"The whole coaching staff, they loved me and I loved them," he said at the end of the interview. "They believed in me, they wouldn't offer me a scholarship if they didn't believe in me and all about me. But I don't really know what to say about the athletic department. I don't know what they said, I didn't really get no worries about what they said or nothing. I just got all my stuff just came from what I read on the internet about what the AD said and all this. You know, I just felt like it wasn't the place for me."

By Dan Steinberg  |  February 5, 2009; 12:25 PM ET
Categories:  Atlantic 11 , College Basketball  
Save & Share:  Send E-mail   Facebook   Twitter   Digg   Yahoo Buzz   Del.icio.us   StumbleUpon   Technorati   Google Buzz   Previous: Welcome to NatsTown
Next: Nats World Series Odds Improving

Comments

He seems to know a lot about headaches, he must be pre-med.

Posted by: mike8 | February 5, 2009 12:43 PM | Report abuse

Huh?

Posted by: sitruc | February 5, 2009 12:49 PM | Report abuse

My post was for Evans not mike8...

Posted by: sitruc | February 5, 2009 12:52 PM | Report abuse

im glad that both gary and tyree listened in elementary school when they were told not to give into peer pressure...

Posted by: QuintenD | February 5, 2009 1:14 PM | Report abuse

I wonder if Tyree Evans pockets are straight

Posted by: colerwilson | February 5, 2009 2:25 PM | Report abuse

"I know they having a good season" - Evans

Am I missing something here? Is he referring to MD? Somebody help me? Dan, anyone?

If he is referring to MD, than obviously he has not been paying too much attention to them lately.

Posted by: cj658 | February 5, 2009 2:39 PM | Report abuse

More Gary/Tyree/Gus piling on? I thought this story had finally died and gone away after Gary Williams leaked that Michael Phelps picture to the press.

Posted by: mikeinrockville | February 5, 2009 3:27 PM | Report abuse

Yea, before we met him, we saw his MySpace page where he was pictured with guns and music was playing about cop-killing and such.

Of course, when word leaked that it was available for all to see, it was immediately made private.

I saw it and it was sickening.

So a 23-year old, five-time convict wants us to just accept him as is, including that he plead out for having sex with a 15-year old when he was 20?

Twice caught with drugs, once with a weapon?

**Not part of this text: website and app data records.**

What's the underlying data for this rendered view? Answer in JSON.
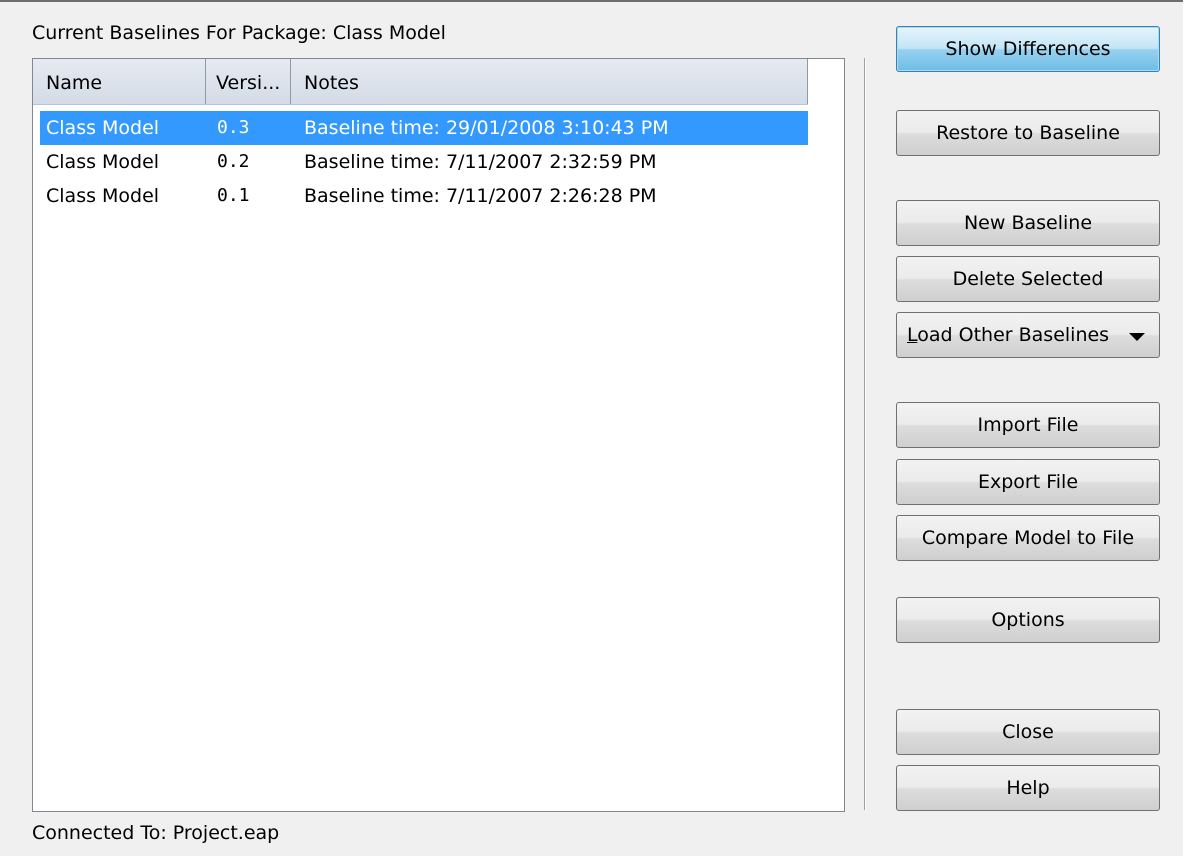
{
  "header": {
    "label": "Current Baselines For Package: Class Model"
  },
  "list": {
    "columns": {
      "name": "Name",
      "version": "Versi...",
      "notes": "Notes"
    },
    "rows": [
      {
        "name": "Class Model",
        "version": "0.3",
        "notes": "Baseline time: 29/01/2008 3:10:43 PM",
        "selected": true
      },
      {
        "name": "Class Model",
        "version": "0.2",
        "notes": "Baseline time: 7/11/2007 2:32:59 PM",
        "selected": false
      },
      {
        "name": "Class Model",
        "version": "0.1",
        "notes": "Baseline time: 7/11/2007 2:26:28 PM",
        "selected": false
      }
    ]
  },
  "buttons": {
    "show_differences": "Show Differences",
    "restore_to_baseline": "Restore to Baseline",
    "new_baseline": "New Baseline",
    "delete_selected": "Delete Selected",
    "load_other_baselines_hotkey": "L",
    "load_other_baselines_rest": "oad Other Baselines",
    "load_other_baselines_icon": "dropdown-arrow-icon",
    "import_file": "Import File",
    "export_file": "Export File",
    "compare_model_to_file": "Compare Model to File",
    "options": "Options",
    "close": "Close",
    "help": "Help"
  },
  "footer": {
    "connected_to": "Connected To: Project.eap"
  },
  "colors": {
    "dialog_bg": "#f0f0f0",
    "selection_bg": "#3399ff",
    "selection_text": "#ffffff",
    "default_button": "#98d1ef"
  }
}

Yea, he belongs anywhere but at Maryland.

Posted by: TerpAndy | February 6, 2009 8:06 AM | Report abuse

The comments to this entry are closed.

 
 
RSS Feed
Subscribe to The Post

© 2010 The Washington Post Company